With my younger brother Josh and I both having a day off during the week this past Monday, we made plans to float my favorite section of a local river together. I had been on this float trip last year with my wife and friend of mine, and I knew my brother would enjoy the trip. He was up for it and I was excited to spend the day with him on the water.
After dropping off my truck at the take out spot, we headed back to the put in and launched our kayaks. I was running the river in my 14.5 foot Native Watercraft Slayer. While many people prefer smaller kayaks for river floats, my 14.5 foot ride handled the trip just fine and maneuvered easily around the downed trees, boulders and sandbars that dotted the river throughout the day. Marc at Wildcat Creek Outfitters (www.wildcatcreekoutfitters.com) had told me that floating rivers in Indiana wouldn’t be a problem with the longer kayaks and he was right.
It wasn’t too long into the trip before I had my first fish of the day, a little smallmouth bass that was of average length for this section of the river. We were using our ultralight rods so even the small fish provided a decent fight and lots of fun. Tossing a 1/8 ounce white buzzbait and fishing it just under the water’s surface near structure proved to work for me the first half of the trip. Later in the day I switched over to a beetle spin lure with a black body with red and yellow striping, and caught just as many fish as I did on the buzzbait. I found that letting the lures drop just for a second along the edge of logs or downed trees really enticed fish to strike.
Josh was also catching some fish during the trip including his first smallmouth bass, rock bass and a tiny carp. If I remember correctly, he caught some of those fish on the same type of buzzbait I was throwing, but he also had luck on small white and purple spinnerbaits.
The highlight of our day, besides just spending time together on such a beautiful river, was seeing a pair of bald eagles. It wasn’t that long ago that bald eagles were no where to be seen here in the Hoosier state, but now it’s not uncommon to find them along our many rivers and lakes. No matter how many times I see one of these majestic birds, I am always in awe of them and the conservation efforts that have brought them back to this part of the country.

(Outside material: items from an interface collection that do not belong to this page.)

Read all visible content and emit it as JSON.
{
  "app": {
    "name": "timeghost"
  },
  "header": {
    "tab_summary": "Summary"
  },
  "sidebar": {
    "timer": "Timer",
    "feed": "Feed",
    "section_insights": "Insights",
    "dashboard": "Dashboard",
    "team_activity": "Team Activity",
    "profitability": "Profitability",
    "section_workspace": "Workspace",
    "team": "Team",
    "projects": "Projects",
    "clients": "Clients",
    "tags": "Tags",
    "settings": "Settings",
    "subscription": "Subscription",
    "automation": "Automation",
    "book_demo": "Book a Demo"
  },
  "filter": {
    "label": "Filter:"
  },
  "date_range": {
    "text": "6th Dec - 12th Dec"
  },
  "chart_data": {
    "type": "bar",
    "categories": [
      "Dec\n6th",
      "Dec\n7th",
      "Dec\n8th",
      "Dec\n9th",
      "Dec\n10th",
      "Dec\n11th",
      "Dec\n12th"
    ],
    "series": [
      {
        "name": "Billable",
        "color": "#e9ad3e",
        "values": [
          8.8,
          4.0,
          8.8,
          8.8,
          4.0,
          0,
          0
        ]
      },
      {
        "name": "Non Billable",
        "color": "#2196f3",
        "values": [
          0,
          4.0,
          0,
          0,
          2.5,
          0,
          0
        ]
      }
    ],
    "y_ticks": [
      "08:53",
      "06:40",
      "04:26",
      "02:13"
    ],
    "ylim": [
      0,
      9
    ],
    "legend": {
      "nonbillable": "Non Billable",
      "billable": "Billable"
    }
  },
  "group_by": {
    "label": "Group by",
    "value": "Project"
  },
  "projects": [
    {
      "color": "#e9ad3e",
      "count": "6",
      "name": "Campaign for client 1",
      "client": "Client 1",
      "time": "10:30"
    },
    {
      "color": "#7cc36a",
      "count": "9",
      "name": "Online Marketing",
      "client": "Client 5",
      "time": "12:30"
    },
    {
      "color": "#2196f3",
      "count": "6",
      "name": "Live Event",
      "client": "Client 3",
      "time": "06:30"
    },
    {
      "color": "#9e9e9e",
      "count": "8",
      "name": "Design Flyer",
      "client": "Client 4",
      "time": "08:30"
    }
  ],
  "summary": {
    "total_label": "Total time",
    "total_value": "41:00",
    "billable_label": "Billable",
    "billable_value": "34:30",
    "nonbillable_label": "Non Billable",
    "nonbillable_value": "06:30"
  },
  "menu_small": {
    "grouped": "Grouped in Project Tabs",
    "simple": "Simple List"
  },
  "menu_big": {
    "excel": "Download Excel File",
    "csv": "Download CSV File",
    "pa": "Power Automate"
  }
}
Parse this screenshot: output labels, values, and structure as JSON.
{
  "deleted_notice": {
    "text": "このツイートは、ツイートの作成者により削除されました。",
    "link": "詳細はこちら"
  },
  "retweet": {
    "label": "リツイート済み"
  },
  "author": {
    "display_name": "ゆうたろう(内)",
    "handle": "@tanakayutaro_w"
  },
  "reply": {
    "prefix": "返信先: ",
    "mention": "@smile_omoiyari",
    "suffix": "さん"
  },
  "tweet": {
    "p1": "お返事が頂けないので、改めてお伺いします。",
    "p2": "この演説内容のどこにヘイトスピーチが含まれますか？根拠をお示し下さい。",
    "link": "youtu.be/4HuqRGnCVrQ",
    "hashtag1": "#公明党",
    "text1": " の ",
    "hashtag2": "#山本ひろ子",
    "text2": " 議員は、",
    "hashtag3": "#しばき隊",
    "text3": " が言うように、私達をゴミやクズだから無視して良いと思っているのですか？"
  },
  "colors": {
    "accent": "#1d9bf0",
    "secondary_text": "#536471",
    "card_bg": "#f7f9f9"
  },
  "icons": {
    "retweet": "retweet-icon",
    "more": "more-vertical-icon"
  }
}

As the day went on, we stopped a few times to stretch our legs and make a few casts from shore, including one stop on a sandbar for lunch. Cold chicken sandwiches and Mountain Dew hit the spot after a morning of paddling.
Last year, when floating the final stretch of this trip, my friend Kevin got a good look at some river otters where a creek spills into the river. Unfortunately, they were no where to be found as Josh and I approached the area, but there was plenty of sign such as the muddy slides along the river banks. Along with the eagles, we did see plenty of turtles, blue herons, ducks, geese and many really big carp. As huge carp after huge carp swam past my kayak, I longed for my bowfishing gear.
We ended the day with less fish than I had caught last year, but that didn’t bother either of us at all. Josh agreed that it was a fantastic day and the time together was very much appreciated. As we loaded up the kayaks and headed our separate ways, we agreed it wouldn’t be long before we returned to float the river again together.
I was able to get plenty of video footage, including some underwater footage for my first time, on this trip with my Go Pro camera and made this video of our day. Enjoy!